Are you going to build? Deciding on the size of the house? Then you must have come across the term built-up area at the building office. What is it anyway?
In general, we can say that the sum of all built-up areas of individual buildings is called the built-up area of the plot.
Built-up area of the land in terms of the law
Section 2(7) of the Building Act states, “The built-up area of a plot is the sum of all built-up areas of individual buildings. Whereby the built-up area of a building is the area bounded by the orthogonal projections of the outer face of the perimeter structures of all above-ground and underground floors into the horizontal plane. The areas of loggias and bay windows are included.

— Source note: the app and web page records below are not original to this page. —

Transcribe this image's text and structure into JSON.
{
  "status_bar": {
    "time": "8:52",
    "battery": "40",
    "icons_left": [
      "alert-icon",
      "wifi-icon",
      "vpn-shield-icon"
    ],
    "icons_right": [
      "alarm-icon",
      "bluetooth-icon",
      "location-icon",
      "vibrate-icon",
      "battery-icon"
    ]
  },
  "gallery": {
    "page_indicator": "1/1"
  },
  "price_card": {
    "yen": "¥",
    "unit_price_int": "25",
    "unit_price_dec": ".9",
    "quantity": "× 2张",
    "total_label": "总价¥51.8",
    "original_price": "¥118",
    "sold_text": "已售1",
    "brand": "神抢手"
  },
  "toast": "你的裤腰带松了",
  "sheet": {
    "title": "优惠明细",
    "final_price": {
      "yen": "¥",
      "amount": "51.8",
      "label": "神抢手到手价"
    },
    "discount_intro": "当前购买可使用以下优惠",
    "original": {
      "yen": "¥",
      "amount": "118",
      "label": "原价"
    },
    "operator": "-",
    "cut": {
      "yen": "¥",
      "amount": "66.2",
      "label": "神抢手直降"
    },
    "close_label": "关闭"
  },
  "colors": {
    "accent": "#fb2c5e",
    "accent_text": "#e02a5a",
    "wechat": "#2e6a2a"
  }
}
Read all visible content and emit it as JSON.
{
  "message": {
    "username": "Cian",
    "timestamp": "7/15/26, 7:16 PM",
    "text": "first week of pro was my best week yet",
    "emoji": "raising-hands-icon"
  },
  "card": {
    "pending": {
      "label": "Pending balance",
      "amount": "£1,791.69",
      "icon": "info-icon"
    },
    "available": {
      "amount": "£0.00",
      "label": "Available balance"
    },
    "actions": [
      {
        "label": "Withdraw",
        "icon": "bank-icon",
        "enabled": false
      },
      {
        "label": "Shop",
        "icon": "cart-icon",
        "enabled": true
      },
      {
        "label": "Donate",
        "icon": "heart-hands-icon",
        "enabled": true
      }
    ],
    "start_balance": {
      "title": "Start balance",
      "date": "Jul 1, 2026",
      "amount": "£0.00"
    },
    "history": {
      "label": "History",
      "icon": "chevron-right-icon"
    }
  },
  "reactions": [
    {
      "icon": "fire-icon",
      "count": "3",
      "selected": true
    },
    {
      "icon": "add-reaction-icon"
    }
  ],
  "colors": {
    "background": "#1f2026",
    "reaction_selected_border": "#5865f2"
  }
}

For semi-enclosed buildings (without some external walls), the built-up area is defined by the envelope lines drawn through the outer faces of the vertical structures to the horizontal plane. In the case of roofed buildings or parts thereof without perimeter vertical structures, the built-up area is defined by the rectangular projection of the roof structure into the horizontal plane.”

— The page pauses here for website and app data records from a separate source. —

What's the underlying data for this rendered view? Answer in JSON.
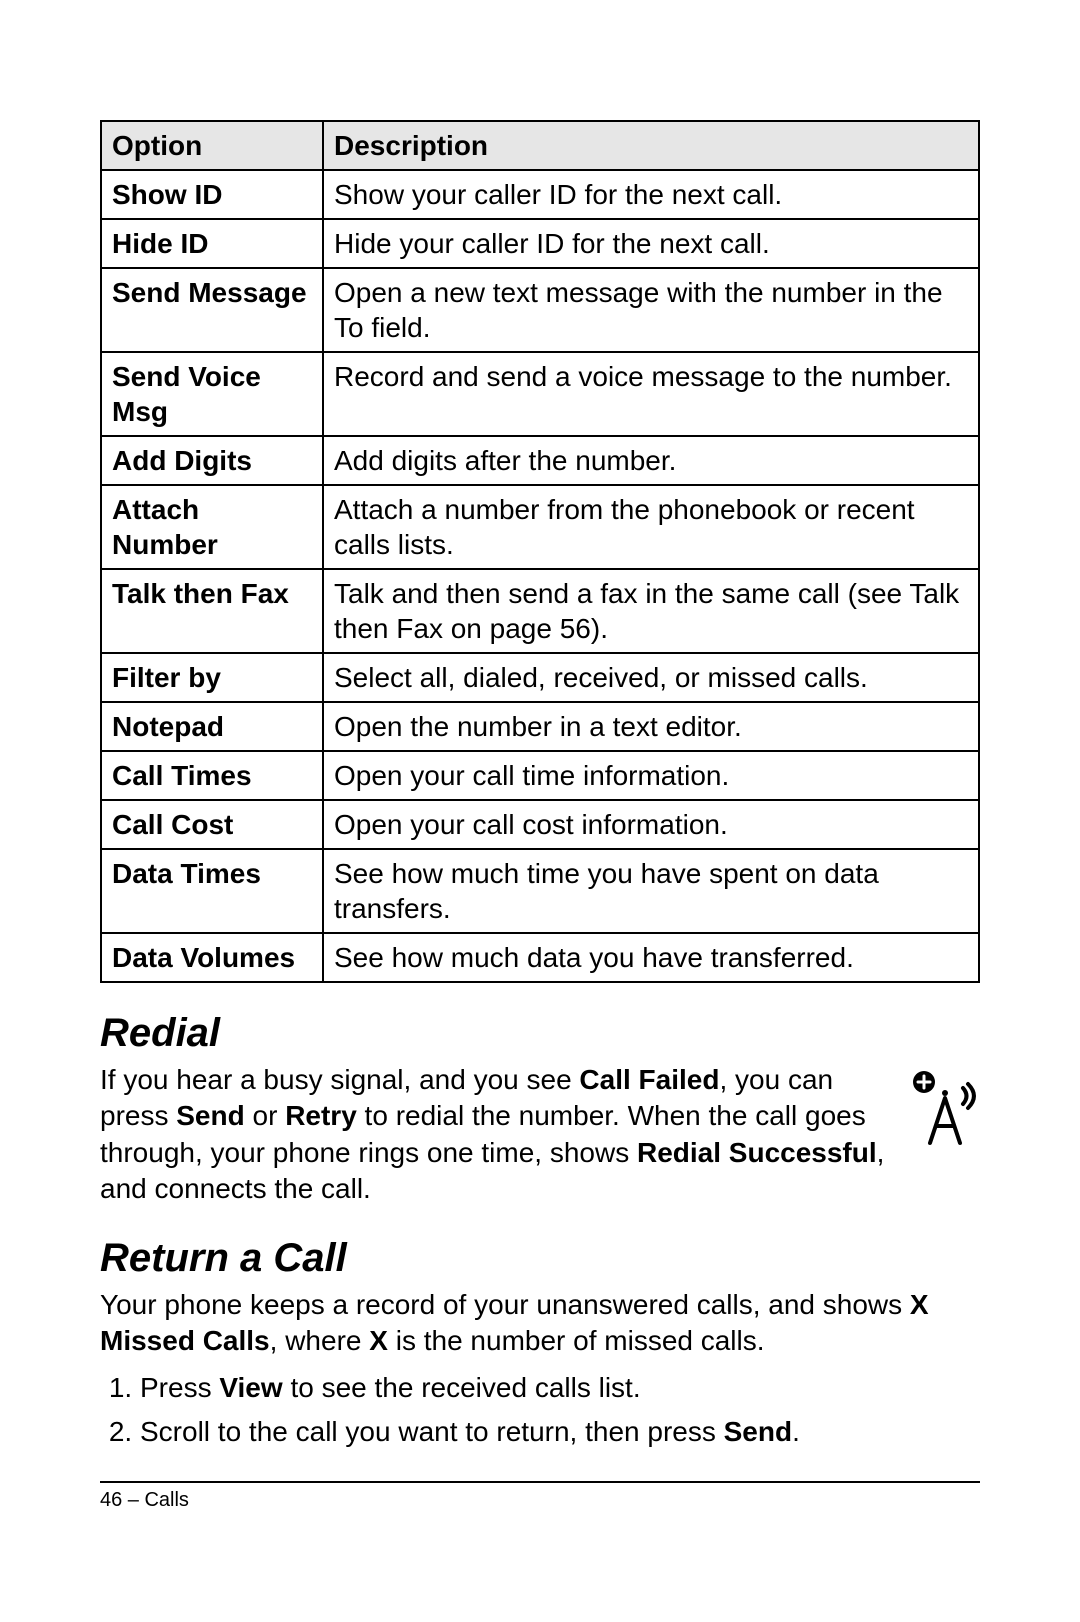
{
  "table": {
    "headers": {
      "option": "Option",
      "description": "Description"
    },
    "rows": [
      {
        "option": "Show ID",
        "description": "Show your caller ID for the next call."
      },
      {
        "option": "Hide ID",
        "description": "Hide your caller ID for the next call."
      },
      {
        "option": "Send Message",
        "description": "Open a new text message with the number in the To field."
      },
      {
        "option": "Send Voice Msg",
        "description": "Record and send a voice message to the number."
      },
      {
        "option": "Add Digits",
        "description": "Add digits after the number."
      },
      {
        "option": "Attach Number",
        "description": "Attach a number from the phonebook or recent calls lists."
      },
      {
        "option": "Talk then Fax",
        "description": "Talk and then send a fax in the same call (see Talk then Fax on page 56)."
      },
      {
        "option": "Filter by",
        "description": "Select all, dialed, received, or missed calls."
      },
      {
        "option": "Notepad",
        "description": "Open the number in a text editor."
      },
      {
        "option": "Call Times",
        "description": "Open your call time information."
      },
      {
        "option": "Call Cost",
        "description": "Open your call cost information."
      },
      {
        "option": "Data Times",
        "description": "See how much time you have spent on data transfers."
      },
      {
        "option": "Data Volumes",
        "description": "See how much data you have transferred."
      }
    ]
  },
  "redial": {
    "heading": "Redial",
    "p1a": "If you hear a busy signal, and you see ",
    "p1b": "Call Failed",
    "p1c": ", you can press ",
    "p1d": "Send",
    "p1e": " or ",
    "p1f": "Retry",
    "p1g": " to redial the number. When the call goes through, your phone rings one time, shows ",
    "p1h": "Redial Successful",
    "p1i": ", and connects the call."
  },
  "return_call": {
    "heading": "Return a Call",
    "p1a": "Your phone keeps a record of your unanswered calls, and shows ",
    "p1b": "X Missed Calls",
    "p1c": ", where ",
    "p1d": "X",
    "p1e": " is the number of missed calls.",
    "step1a": "Press ",
    "step1b": "View",
    "step1c": " to see the received calls list.",
    "step2a": "Scroll to the call you want to return, then press ",
    "step2b": "Send",
    "step2c": "."
  },
  "footer": "46 – Calls"
}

It follows that the built-up area of the plot includes both the area of the house and the area of other buildings with perimeter walls. However, the so-called paved areas are not included.
Percentage of built-up area

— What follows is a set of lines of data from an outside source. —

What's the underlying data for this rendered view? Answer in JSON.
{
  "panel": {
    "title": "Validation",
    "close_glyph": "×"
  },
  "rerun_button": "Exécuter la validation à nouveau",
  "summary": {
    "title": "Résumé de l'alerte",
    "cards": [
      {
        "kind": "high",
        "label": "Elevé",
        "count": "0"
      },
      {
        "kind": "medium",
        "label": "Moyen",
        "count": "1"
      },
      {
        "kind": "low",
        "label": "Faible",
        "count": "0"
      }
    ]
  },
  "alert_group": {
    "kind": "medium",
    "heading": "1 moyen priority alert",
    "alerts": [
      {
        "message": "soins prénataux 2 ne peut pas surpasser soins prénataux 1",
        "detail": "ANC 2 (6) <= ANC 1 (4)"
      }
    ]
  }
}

The built-up area of a plot of land is a guarded figure that regulates the density of development by superior documentation, such as the municipality’s zoning plan. It is a determination of the maximum percentage of land built-up with buildings. The buildability coefficient is most often between 25-40% of the total land area.